To Have Loved
by Michael R. Burch
"The face that launched a thousand ships ..."
Helen, bright accompaniment,
accouterment of war as sure as all
the polished swords of princes groomed to lie
in mausoleums all eternity ...
The price of love is not so high
as never to have loved once in the dark
beyond foreseeing. Now, as dawn gleams pale
upon small wind-fanned waves, amid white sails, ...
now all that war entails becomes as small,
as though receding. Paris in your arms
was never yours, nor were you his at all.
And should gods call
in numberless strange voices, should you hear,
still what would be the difference? Men must die
to be remembered. Fame, the shrillest cry,
leaves all the world dismembered.
Hold him, lie,
tell many pleasant tales of lips and thighs;
enthrall him with your sweetness, till the pall
and ash lie cold upon him.
Is this all? You saw fear in his eyes, and now they dim
with fear’s remembrance. Love, the fiercest cry,
becomes gasped sighs in his once-gallant hymn
of dreamed “salvation.” Still, you do not care
because you have this moment, and no man
can touch you as he can ... and when he’s gone
there will be other men to look upon
your beauty, and have done.
Smile―woebegone, pale, haggard. Will the tales
paint this―your final portrait? Can the stars
find any strange alignments, Zodiacs,
to spell, or unspell, what held beauty lacks?
Published by The Raintown Review, Triplopia, The Electic Muse, The Chained Muse, The Pennsylvania Review, and in a YouTube recital by David B. Gosselin. This is, of course, a poem about the famous Helen of Troy, whose face "launched a thousand ships."

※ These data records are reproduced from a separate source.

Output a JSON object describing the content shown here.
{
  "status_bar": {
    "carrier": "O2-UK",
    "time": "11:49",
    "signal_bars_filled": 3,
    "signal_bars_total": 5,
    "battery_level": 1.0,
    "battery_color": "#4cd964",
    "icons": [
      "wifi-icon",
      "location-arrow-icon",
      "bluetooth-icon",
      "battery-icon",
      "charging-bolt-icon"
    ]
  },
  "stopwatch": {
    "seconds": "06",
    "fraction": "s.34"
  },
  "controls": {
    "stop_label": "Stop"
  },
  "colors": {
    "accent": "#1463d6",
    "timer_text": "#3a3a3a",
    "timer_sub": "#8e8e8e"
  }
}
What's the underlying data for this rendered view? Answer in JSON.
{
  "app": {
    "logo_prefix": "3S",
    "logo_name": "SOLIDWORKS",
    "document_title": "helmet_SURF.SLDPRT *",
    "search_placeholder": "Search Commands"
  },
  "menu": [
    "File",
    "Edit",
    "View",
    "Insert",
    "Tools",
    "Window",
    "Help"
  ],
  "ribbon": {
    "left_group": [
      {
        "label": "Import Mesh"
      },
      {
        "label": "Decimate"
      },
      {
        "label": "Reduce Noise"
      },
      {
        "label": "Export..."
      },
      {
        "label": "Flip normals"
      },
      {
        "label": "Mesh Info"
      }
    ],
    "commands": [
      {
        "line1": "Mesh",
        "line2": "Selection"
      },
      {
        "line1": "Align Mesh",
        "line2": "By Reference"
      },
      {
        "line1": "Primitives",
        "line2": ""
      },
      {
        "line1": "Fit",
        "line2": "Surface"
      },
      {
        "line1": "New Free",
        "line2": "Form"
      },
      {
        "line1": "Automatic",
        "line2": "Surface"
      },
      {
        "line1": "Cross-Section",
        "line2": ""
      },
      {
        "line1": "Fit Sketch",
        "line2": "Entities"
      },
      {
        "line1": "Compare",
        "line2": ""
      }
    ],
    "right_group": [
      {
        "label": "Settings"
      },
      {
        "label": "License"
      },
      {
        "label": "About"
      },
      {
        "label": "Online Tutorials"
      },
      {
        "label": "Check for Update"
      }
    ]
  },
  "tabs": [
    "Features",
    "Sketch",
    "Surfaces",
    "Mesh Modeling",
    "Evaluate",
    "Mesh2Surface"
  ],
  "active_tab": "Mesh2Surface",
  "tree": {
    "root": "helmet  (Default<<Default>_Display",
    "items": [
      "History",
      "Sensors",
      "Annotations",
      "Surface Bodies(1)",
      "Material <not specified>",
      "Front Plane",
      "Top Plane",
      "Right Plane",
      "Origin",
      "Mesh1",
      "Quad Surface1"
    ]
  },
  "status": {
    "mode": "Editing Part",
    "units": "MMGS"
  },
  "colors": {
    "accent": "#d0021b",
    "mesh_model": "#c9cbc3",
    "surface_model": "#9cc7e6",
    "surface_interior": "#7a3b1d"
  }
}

Keywords/Tags: Helen, Troy, Paris, love, war, gods, fate, destiny, portrait, fame, famous, stars, Zodiac, Zodiacs, star-crossed, spell, charm, potion, enchantment, Greece, Greek, mythology, legend, Homer, Odyssey, accompaniment, accouterment, eternal, eternity, immortal